▸ Activity
Every entry in the listing below is to be output unchanged.

▸ Supplied material
● ● ● ●

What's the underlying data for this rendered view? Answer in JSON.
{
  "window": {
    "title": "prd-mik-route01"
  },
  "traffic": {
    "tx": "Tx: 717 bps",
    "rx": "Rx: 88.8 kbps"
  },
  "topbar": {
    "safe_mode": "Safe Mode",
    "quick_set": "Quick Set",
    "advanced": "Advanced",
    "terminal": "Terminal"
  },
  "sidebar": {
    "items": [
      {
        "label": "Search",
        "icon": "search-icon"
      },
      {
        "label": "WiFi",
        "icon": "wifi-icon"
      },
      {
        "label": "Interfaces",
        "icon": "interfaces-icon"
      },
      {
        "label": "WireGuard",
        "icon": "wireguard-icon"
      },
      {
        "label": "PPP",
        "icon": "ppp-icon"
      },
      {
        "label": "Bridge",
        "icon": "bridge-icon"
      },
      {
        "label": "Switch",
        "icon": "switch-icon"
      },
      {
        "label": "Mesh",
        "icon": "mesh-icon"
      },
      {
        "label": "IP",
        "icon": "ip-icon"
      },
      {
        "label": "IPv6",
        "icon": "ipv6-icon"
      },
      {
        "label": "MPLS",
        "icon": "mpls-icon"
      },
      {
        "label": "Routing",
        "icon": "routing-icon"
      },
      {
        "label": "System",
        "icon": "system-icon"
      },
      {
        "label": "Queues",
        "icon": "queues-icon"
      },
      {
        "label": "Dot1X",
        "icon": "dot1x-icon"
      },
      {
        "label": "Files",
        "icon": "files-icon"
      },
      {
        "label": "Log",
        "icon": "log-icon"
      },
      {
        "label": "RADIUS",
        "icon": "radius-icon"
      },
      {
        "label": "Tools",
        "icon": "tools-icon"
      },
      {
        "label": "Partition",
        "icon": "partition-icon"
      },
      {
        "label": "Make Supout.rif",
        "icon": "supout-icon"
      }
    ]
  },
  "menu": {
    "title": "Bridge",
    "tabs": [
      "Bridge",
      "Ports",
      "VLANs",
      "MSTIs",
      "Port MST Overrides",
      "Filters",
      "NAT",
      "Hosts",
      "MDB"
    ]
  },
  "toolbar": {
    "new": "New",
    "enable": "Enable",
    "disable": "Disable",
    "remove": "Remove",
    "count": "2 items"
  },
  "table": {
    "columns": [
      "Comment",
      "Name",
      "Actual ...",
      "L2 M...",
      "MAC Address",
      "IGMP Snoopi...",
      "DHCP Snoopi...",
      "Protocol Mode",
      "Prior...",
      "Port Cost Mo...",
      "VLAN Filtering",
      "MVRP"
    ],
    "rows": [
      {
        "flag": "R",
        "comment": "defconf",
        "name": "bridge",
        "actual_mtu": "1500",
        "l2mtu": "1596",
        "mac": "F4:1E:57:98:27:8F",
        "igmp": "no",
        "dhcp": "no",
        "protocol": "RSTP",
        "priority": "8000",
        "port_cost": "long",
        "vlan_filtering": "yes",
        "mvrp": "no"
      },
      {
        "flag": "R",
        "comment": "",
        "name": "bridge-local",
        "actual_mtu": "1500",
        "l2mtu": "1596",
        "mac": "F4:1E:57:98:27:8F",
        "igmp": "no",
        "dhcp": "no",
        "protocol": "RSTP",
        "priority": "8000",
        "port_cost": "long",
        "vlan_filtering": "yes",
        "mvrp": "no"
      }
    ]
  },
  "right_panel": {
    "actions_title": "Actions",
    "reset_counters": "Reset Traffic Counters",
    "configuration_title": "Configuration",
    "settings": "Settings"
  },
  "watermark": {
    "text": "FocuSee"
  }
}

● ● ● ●

▸ Result for this exercise
What's the underlying data for this rendered view? Answer in JSON.
{
  "window": {
    "title": "prd-mik-route01"
  },
  "traffic": {
    "tx": "Tx: 717 bps",
    "rx": "Rx: 88.8 kbps"
  },
  "topbar": {
    "safe_mode": "Safe Mode",
    "quick_set": "Quick Set",
    "advanced": "Advanced",
    "terminal": "Terminal"
  },
  "sidebar": {
    "items": [
      {
        "label": "Search",
        "icon": "search-icon"
      },
      {
        "label": "WiFi",
        "icon": "wifi-icon"
      },
      {
        "label": "Interfaces",
        "icon": "interfaces-icon"
      },
      {
        "label": "WireGuard",
        "icon": "wireguard-icon"
      },
      {
        "label": "PPP",
        "icon": "ppp-icon"
      },
      {
        "label": "Bridge",
        "icon": "bridge-icon"
      },
      {
        "label": "Switch",
        "icon": "switch-icon"
      },
      {
        "label": "Mesh",
        "icon": "mesh-icon"
      },
      {
        "label": "IP",
        "icon": "ip-icon"
      },
      {
        "label": "IPv6",
        "icon": "ipv6-icon"
      },
      {
        "label": "MPLS",
        "icon": "mpls-icon"
      },
      {
        "label": "Routing",
        "icon": "routing-icon"
      },
      {
        "label": "System",
        "icon": "system-icon"
      },
      {
        "label": "Queues",
        "icon": "queues-icon"
      },
      {
        "label": "Dot1X",
        "icon": "dot1x-icon"
      },
      {
        "label": "Files",
        "icon": "files-icon"
      },
      {
        "label": "Log",
        "icon": "log-icon"
      },
      {
        "label": "RADIUS",
        "icon": "radius-icon"
      },
      {
        "label": "Tools",
        "icon": "tools-icon"
      },
      {
        "label": "Partition",
        "icon": "partition-icon"
      },
      {
        "label": "Make Supout.rif",
        "icon": "supout-icon"
      }
    ]
  },
  "menu": {
    "title": "Bridge",
    "tabs": [
      "Bridge",
      "Ports",
      "VLANs",
      "MSTIs",
      "Port MST Overrides",
      "Filters",
      "NAT",
      "Hosts",
      "MDB"
    ]
  },
  "toolbar": {
    "new": "New",
    "enable": "Enable",
    "disable": "Disable",
    "remove": "Remove",
    "count": "2 items"
  },
  "table": {
    "columns": [
      "Comment",
      "Name",
      "Actual ...",
      "L2 M...",
      "MAC Address",
      "IGMP Snoopi...",
      "DHCP Snoopi...",
      "Protocol Mode",
      "Prior...",
      "Port Cost Mo...",
      "VLAN Filtering",
      "MVRP"
    ],
    "rows": [
      {
        "flag": "R",
        "comment": "defconf",
        "name": "bridge",
        "actual_mtu": "1500",
        "l2mtu": "1596",
        "mac": "F4:1E:57:98:27:8F",
        "igmp": "no",
        "dhcp": "no",
        "protocol": "RSTP",
        "priority": "8000",
        "port_cost": "long",
        "vlan_filtering": "yes",
        "mvrp": "no"
      },
      {
        "flag": "R",
        "comment": "",
        "name": "bridge-local",
        "actual_mtu": "1500",
        "l2mtu": "1596",
        "mac": "F4:1E:57:98:27:8F",
        "igmp": "no",
        "dhcp": "no",
        "protocol": "RSTP",
        "priority": "8000",
        "port_cost": "long",
        "vlan_filtering": "yes",
        "mvrp": "no"
      }
    ]
  },
  "right_panel": {
    "actions_title": "Actions",
    "reset_counters": "Reset Traffic Counters",
    "configuration_title": "Configuration",
    "settings": "Settings"
  },
  "watermark": {
    "text": "FocuSee"
  }
}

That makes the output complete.